Dr. Mike Bixenman
Nashville, TN USA
The process cleaning rate theorem holds that the static rate (chemical forces) plus the dynamic cleaning rate (mechanical forces) equals the process cleaning rate. New lead-free flux residues result from more demanding soldering drivers created by high soldering temperature, surface tension effects, and miniaturization. Lead-Free flux compositions require thermal stability, resistance against burn-off, oxidation resistance, oxygen barrier capability, low surface tension, high fluxing capacity, slow wetting, low moisture pickup, high hot viscosity, and halogen free.
The static cleaning rate for lead-free flux residues is dramatically different from eutectic tin-lead flux residues. To clean lead-free soils, longer wash exposure time, high cleaning agent concentrations, and high levels of mechanical energy are needed. The purpose of this research paper is to measure the cleaning variability induced by lead-free flux residues and to compare the cleanability of lead-free flux residues to determine the viability of new cleaning agent designs.
The distances between conductors, and the under clearance gaps from the board to the bottom of the components on printed circuit boards, are smaller due to miniaturization. Smaller spacing increases the probability that flux residues or surface contamination will be sufficient to bridge all or most of the under clearance gap between conductors.

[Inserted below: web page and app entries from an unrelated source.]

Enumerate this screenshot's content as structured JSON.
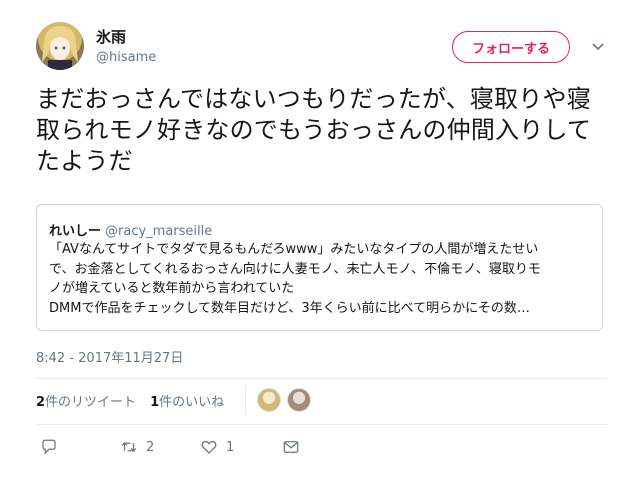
{
  "tweet": {
    "author_name": "氷雨",
    "author_handle": "@hisame",
    "follow_label": "フォローする",
    "text": "まだおっさんではないつもりだったが、寝取りや寝取られモノ好きなのでもうおっさんの仲間入りしてたようだ",
    "timestamp": "8:42 - 2017年11月27日",
    "accent_color": "#e0245e"
  },
  "quote": {
    "name": "れいしー",
    "handle": "@racy_marseille",
    "lines": [
      "「AVなんてサイトでタダで見るもんだろwww」みたいなタイプの人間が増えたせい",
      "で、お金落としてくれるおっさん向けに人妻モノ、未亡人モノ、不倫モノ、寝取りモ",
      "ノが増えていると数年前から言われていた",
      "DMMで作品をチェックして数年目だけど、3年くらい前に比べて明らかにその数…"
    ]
  },
  "stats": {
    "retweets_count": "2",
    "retweets_label": "件のリツイート",
    "likes_count": "1",
    "likes_label": "件のいいね"
  },
  "actions": {
    "reply_icon": "reply-icon",
    "retweet_icon": "retweet-icon",
    "retweet_count": "2",
    "like_icon": "heart-icon",
    "like_count": "1",
    "dm_icon": "envelope-icon"
  }
}
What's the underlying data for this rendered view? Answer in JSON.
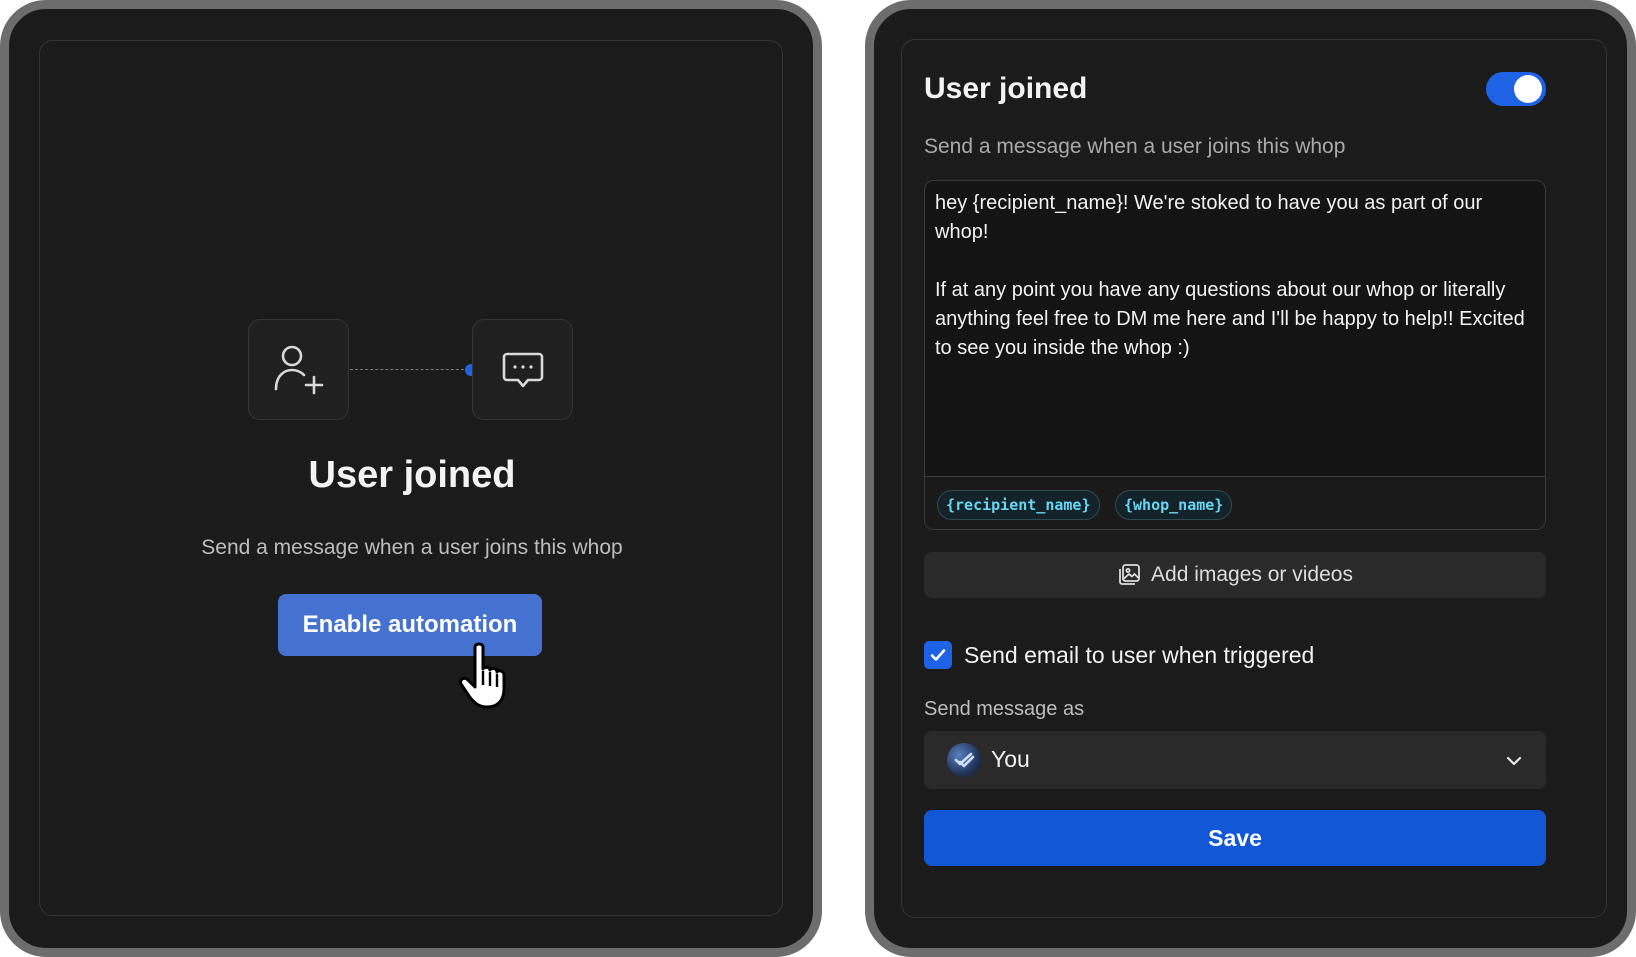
{
  "left_panel": {
    "title": "User joined",
    "subtitle": "Send a message when a user joins this whop",
    "enable_label": "Enable automation",
    "trigger_icon": "user-add-icon",
    "action_icon": "chat-bubble-icon"
  },
  "right_panel": {
    "title": "User joined",
    "subtitle": "Send a message when a user joins this whop",
    "toggle_on": true,
    "message": "hey {recipient_name}! We're stoked to have you as part of our whop!\n\nIf at any point you have any questions about our whop or literally anything feel free to DM me here and I'll be happy to help!! Excited to see you inside the whop :)",
    "variables": [
      "{recipient_name}",
      "{whop_name}"
    ],
    "media_label": "Add images or videos",
    "email_checkbox_label": "Send email to user when triggered",
    "email_checked": true,
    "send_as_label": "Send message as",
    "sender": "You",
    "save_label": "Save"
  },
  "colors": {
    "accent": "#1e63e6",
    "enable_button": "#4572d0",
    "save_button": "#1258d6",
    "variable_text": "#67d6f3",
    "background": "#1b1b1b"
  }
}
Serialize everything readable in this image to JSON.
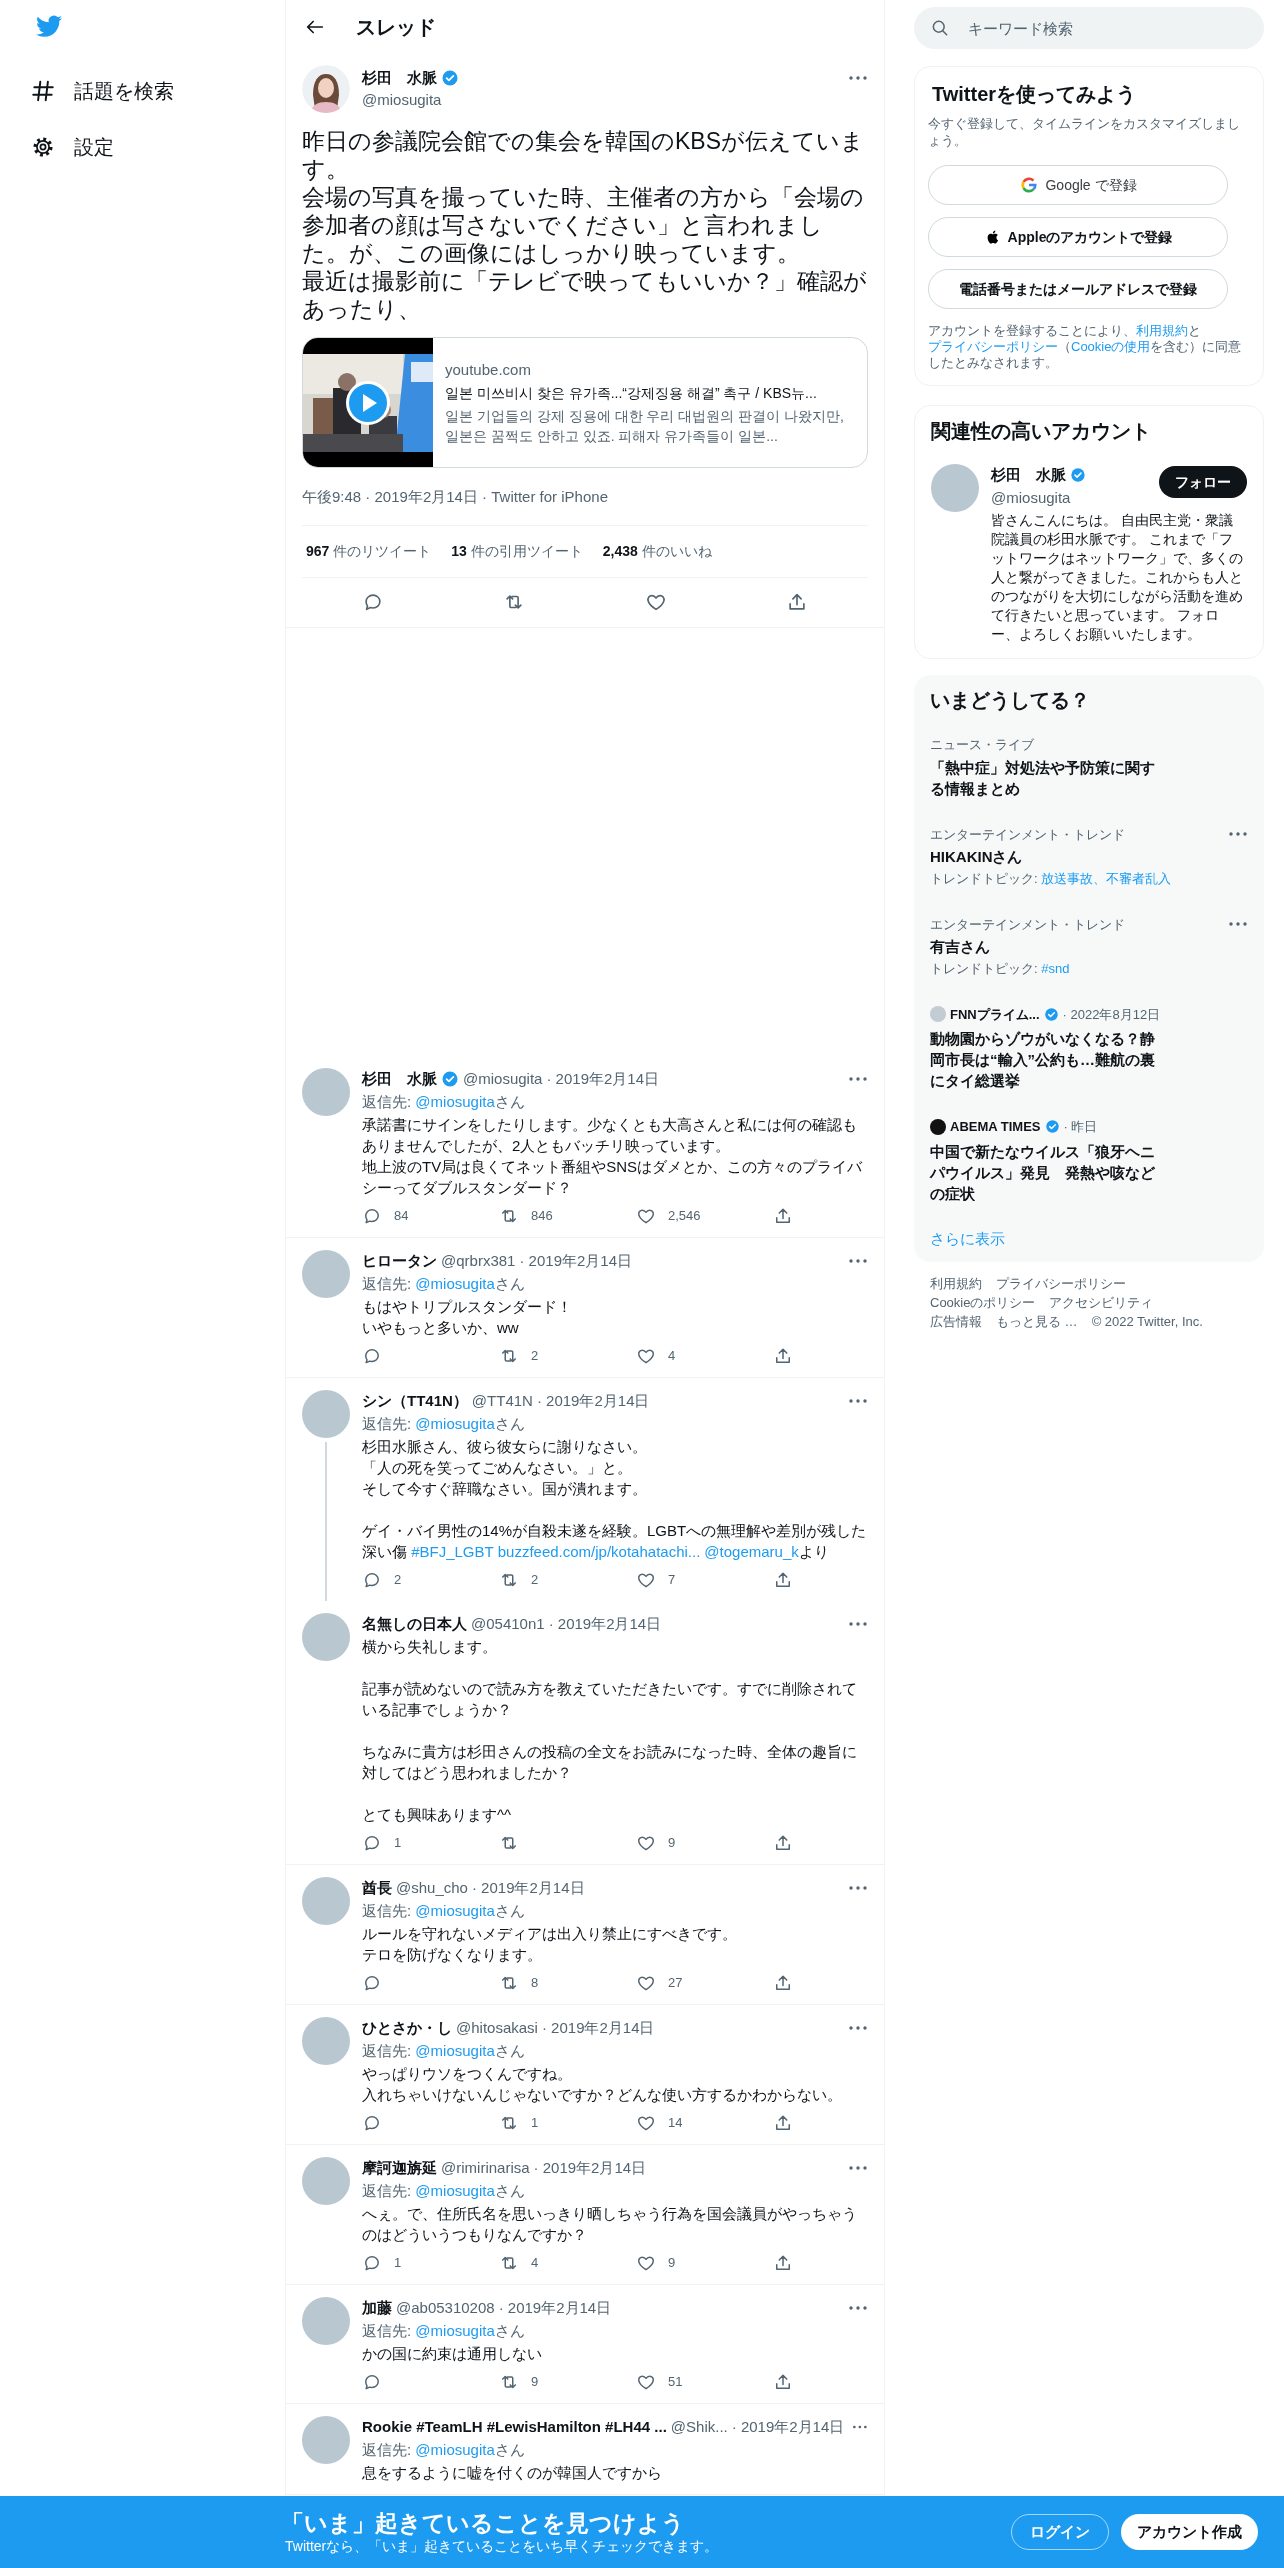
{
  "nav": {
    "items": [
      {
        "kind": "hash",
        "label": "話題を検索"
      },
      {
        "kind": "gear",
        "label": "設定"
      }
    ]
  },
  "header": {
    "title": "スレッド"
  },
  "main_tweet": {
    "name": "杉田　水脈",
    "verified": true,
    "handle": "@miosugita",
    "paragraphs": [
      "昨日の参議院会館での集会を韓国のKBSが伝えています。",
      "会場の写真を撮っていた時、主催者の方から「会場の参加者の顔は写さないでください」と言われました。が、この画像にはしっかり映っています。",
      "最近は撮影前に「テレビで映ってもいいか？」確認があったり、"
    ],
    "card": {
      "kind": "picture",
      "domain": "youtube.com",
      "title": "일본 미쓰비시 찾은 유가족...“강제징용 해결” 촉구 / KBS뉴...",
      "description": "일본 기업들의 강제 징용에 대한 우리 대법원의 판결이 나왔지만, 일본은 꿈쩍도 안하고 있죠. 피해자 유가족들이 일본..."
    },
    "meta": "午後9:48 · 2019年2月14日 · Twitter for iPhone",
    "stats": [
      {
        "count": "967",
        "label": "件のリツイート"
      },
      {
        "count": "13",
        "label": "件の引用ツイート"
      },
      {
        "count": "2,438",
        "label": "件のいいね"
      }
    ]
  },
  "replies": [
    {
      "name": "杉田　水脈",
      "verified": true,
      "handle": "@miosugita",
      "date": "· 2019年2月14日",
      "reply_label": "返信先:",
      "reply_to": "@miosugita",
      "reply_suffix": "さん",
      "thread": false,
      "lines": [
        {
          "kind": "text",
          "text": "承諾書にサインをしたりします。少なくとも大高さんと私には何の確認もありませんでしたが、2人ともバッチリ映っています。"
        },
        {
          "kind": "text",
          "text": "地上波のTV局は良くてネット番組やSNSはダメとか、この方々のプライバシーってダブルスタンダード？"
        }
      ],
      "counts": {
        "reply": "84",
        "retweet": "846",
        "like": "2,546"
      }
    },
    {
      "name": "ヒロータン",
      "verified": false,
      "handle": "@qrbrx381",
      "date": "· 2019年2月14日",
      "reply_label": "返信先:",
      "reply_to": "@miosugita",
      "reply_suffix": "さん",
      "thread": false,
      "lines": [
        {
          "kind": "text",
          "text": "もはやトリプルスタンダード！"
        },
        {
          "kind": "text",
          "text": "いやもっと多いか、ww"
        }
      ],
      "counts": {
        "retweet": "2",
        "like": "4"
      }
    },
    {
      "name": "シン（TT41N）",
      "verified": false,
      "handle": "@TT41N",
      "date": "· 2019年2月14日",
      "reply_label": "返信先:",
      "reply_to": "@miosugita",
      "reply_suffix": "さん",
      "thread": true,
      "lines": [
        {
          "kind": "text",
          "text": "杉田水脈さん、彼ら彼女らに謝りなさい。"
        },
        {
          "kind": "text",
          "text": "「人の死を笑ってごめんなさい。」と。"
        },
        {
          "kind": "text",
          "text": "そして今すぐ辞職なさい。国が潰れます。"
        },
        {
          "kind": "gap"
        },
        {
          "kind": "rich",
          "parts": [
            {
              "kind": "text",
              "text": "ゲイ・バイ男性の14%が自殺未遂を経験。LGBTへの無理解や差別が残した深い傷 "
            },
            {
              "kind": "link",
              "text": "#BFJ_LGBT"
            },
            {
              "kind": "link",
              "text": "buzzfeed.com/jp/kotahatachi..."
            },
            {
              "kind": "link",
              "text": "@togemaru_k"
            },
            {
              "kind": "text",
              "text": "より"
            }
          ]
        }
      ],
      "counts": {
        "reply": "2",
        "retweet": "2",
        "like": "7"
      }
    },
    {
      "name": "名無しの日本人",
      "verified": false,
      "handle": "@05410n1",
      "date": "· 2019年2月14日",
      "thread": false,
      "lines": [
        {
          "kind": "text",
          "text": "横から失礼します。"
        },
        {
          "kind": "gap"
        },
        {
          "kind": "text",
          "text": "記事が読めないので読み方を教えていただきたいです。すでに削除されている記事でしょうか？"
        },
        {
          "kind": "gap"
        },
        {
          "kind": "text",
          "text": "ちなみに貴方は杉田さんの投稿の全文をお読みになった時、全体の趣旨に対してはどう思われましたか？"
        },
        {
          "kind": "gap"
        },
        {
          "kind": "text",
          "text": "とても興味あります^^"
        }
      ],
      "counts": {
        "reply": "1",
        "like": "9"
      }
    },
    {
      "name": "酋長",
      "verified": false,
      "handle": "@shu_cho",
      "date": "· 2019年2月14日",
      "reply_label": "返信先:",
      "reply_to": "@miosugita",
      "reply_suffix": "さん",
      "thread": false,
      "lines": [
        {
          "kind": "text",
          "text": "ルールを守れないメディアは出入り禁止にすべきです。"
        },
        {
          "kind": "text",
          "text": "テロを防げなくなります。"
        }
      ],
      "counts": {
        "retweet": "8",
        "like": "27"
      }
    },
    {
      "name": "ひとさか・し",
      "verified": false,
      "handle": "@hitosakasi",
      "date": "· 2019年2月14日",
      "reply_label": "返信先:",
      "reply_to": "@miosugita",
      "reply_suffix": "さん",
      "thread": false,
      "lines": [
        {
          "kind": "text",
          "text": "やっぱりウソをつくんですね。"
        },
        {
          "kind": "text",
          "text": "入れちゃいけないんじゃないですか？どんな使い方するかわからない。"
        }
      ],
      "counts": {
        "retweet": "1",
        "like": "14"
      }
    },
    {
      "name": "摩訶迦旃延",
      "verified": false,
      "handle": "@rimirinarisa",
      "date": "· 2019年2月14日",
      "reply_label": "返信先:",
      "reply_to": "@miosugita",
      "reply_suffix": "さん",
      "thread": false,
      "lines": [
        {
          "kind": "text",
          "text": "へぇ。で、住所氏名を思いっきり晒しちゃう行為を国会議員がやっちゃうのはどういうつもりなんですか？"
        }
      ],
      "counts": {
        "reply": "1",
        "retweet": "4",
        "like": "9"
      }
    },
    {
      "name": "加藤",
      "verified": false,
      "handle": "@ab05310208",
      "date": "· 2019年2月14日",
      "reply_label": "返信先:",
      "reply_to": "@miosugita",
      "reply_suffix": "さん",
      "thread": false,
      "lines": [
        {
          "kind": "text",
          "text": "かの国に約束は通用しない"
        }
      ],
      "counts": {
        "retweet": "9",
        "like": "51"
      }
    },
    {
      "name": "Rookie #TeamLH #LewisHamilton #LH44 ...",
      "verified": false,
      "handle": "@Shik...",
      "date": "· 2019年2月14日",
      "reply_label": "返信先:",
      "reply_to": "@miosugita",
      "reply_suffix": "さん",
      "thread": false,
      "lines": [
        {
          "kind": "text",
          "text": "息をするように嘘を付くのが韓国人ですから"
        }
      ]
    }
  ],
  "search": {
    "placeholder": "キーワード検索"
  },
  "signup": {
    "title": "Twitterを使ってみよう",
    "subtitle": "今すぐ登録して、タイムラインをカスタマイズしましょう。",
    "buttons": [
      {
        "kind": "google",
        "label": "Google で登録"
      },
      {
        "kind": "apple",
        "label": "Appleのアカウントで登録"
      },
      {
        "kind": "plain",
        "label": "電話番号またはメールアドレスで登録"
      }
    ],
    "legal": [
      {
        "kind": "text",
        "text": "アカウントを登録することにより、"
      },
      {
        "kind": "link",
        "text": "利用規約"
      },
      {
        "kind": "text",
        "text": "と"
      },
      {
        "kind": "link",
        "text": "プライバシーポリシー"
      },
      {
        "kind": "text",
        "text": "（"
      },
      {
        "kind": "link",
        "text": "Cookieの使用"
      },
      {
        "kind": "text",
        "text": "を含む）に同意したとみなされます。"
      }
    ]
  },
  "related": {
    "title": "関連性の高いアカウント",
    "name": "杉田　水脈",
    "verified": true,
    "handle": "@miosugita",
    "follow": "フォロー",
    "bio": "皆さんこんにちは。 自由民主党・衆議院議員の杉田水脈です。 これまで「フットワークはネットワーク」で、多くの人と繋がってきました。これからも人とのつながりを大切にしながら活動を進めて行きたいと思っています。 フォロー、よろしくお願いいたします。"
  },
  "trends": {
    "title": "いまどうしてる？",
    "items": [
      {
        "kind": "topic",
        "category": "ニュース・ライブ",
        "title": "「熱中症」対処法や予防策に関する情報まとめ"
      },
      {
        "kind": "trend",
        "category": "エンターテインメント・トレンド",
        "title": "HIKAKINさん",
        "topics_label": "トレンドトピック:",
        "topics": "放送事故、不審者乱入"
      },
      {
        "kind": "trend",
        "category": "エンターテインメント・トレンド",
        "title": "有吉さん",
        "topics_label": "トレンドトピック:",
        "topics": "#snd"
      },
      {
        "kind": "news",
        "source": "FNNプライム...",
        "verified": true,
        "date": "· 2022年8月12日",
        "color": "#c4ccd3",
        "title": "動物園からゾウがいなくなる？静岡市長は“輸入”公約も…難航の裏にタイ総選挙"
      },
      {
        "kind": "news",
        "source": "ABEMA TIMES",
        "verified": true,
        "date": "· 昨日",
        "color": "#111111",
        "title": "中国で新たなウイルス「狼牙ヘニパウイルス」発見　発熱や咳などの症状"
      }
    ],
    "more": "さらに表示"
  },
  "footer": [
    "利用規約",
    "プライバシーポリシー",
    "Cookieのポリシー",
    "アクセシビリティ",
    "広告情報",
    "もっと見る …",
    "© 2022 Twitter, Inc."
  ],
  "banner": {
    "title": "「いま」起きていることを見つけよう",
    "subtitle": "Twitterなら、「いま」起きていることをいち早くチェックできます。",
    "buttons": [
      {
        "kind": "outline",
        "label": "ログイン"
      },
      {
        "kind": "filled",
        "label": "アカウント作成"
      }
    ]
  }
}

High tin solders used in many lead-free solders reflow at temperatures in excess of 230°C, which increased the need for thermal stability, oxidation resistance, and high oxygen barrier properties. The higher soldering temperatures may result in flux thermal decomposition, flux side reactions, and oxidized flux residue. These properties results in a greater cleaning difficulties. The flux residues from these higher molecular weight flux compositions have a greater degree of product to product variation, form hard resinous barriers, and increasingly difficult to clean.
Cleaning flux residues from under component gaps has become extremely challenging due to the nature of the flux residue, under component clearance from the board to the bottom of the component, time required for the cleaning agent to penetrate the gap, the cleaning agents ability to solvate and break the flux dam needed to create a flow channel, and the mechanical energy needed to deliver the cleaning agent to the flux residue. Flux residues that form a hard shell require longer wash times to dissolve in the cleaning agent, thus requiring increased time to clean these residues under the component gaps. The variability of flux residues from different solder paste manufacturer's places increased importance on the cleaning agent design.
Lead-free flux residues require cleaning agents with high dispersive forces. Aqueous engineered cleaning agents provide a viable approach toward meeting the requirements for cleaning lead-free flux residues. The data finds that high solvency with low reactivity provides the best cleaning agent performance for removing lead-free no clean flux residues. The data also illustrates that when a cleaning agent chemical properties do not match up well with the flux residue, mechanical energy is not sufficient in opening the process window for cleaning the residue.
Initially Published in the IPC Proceedings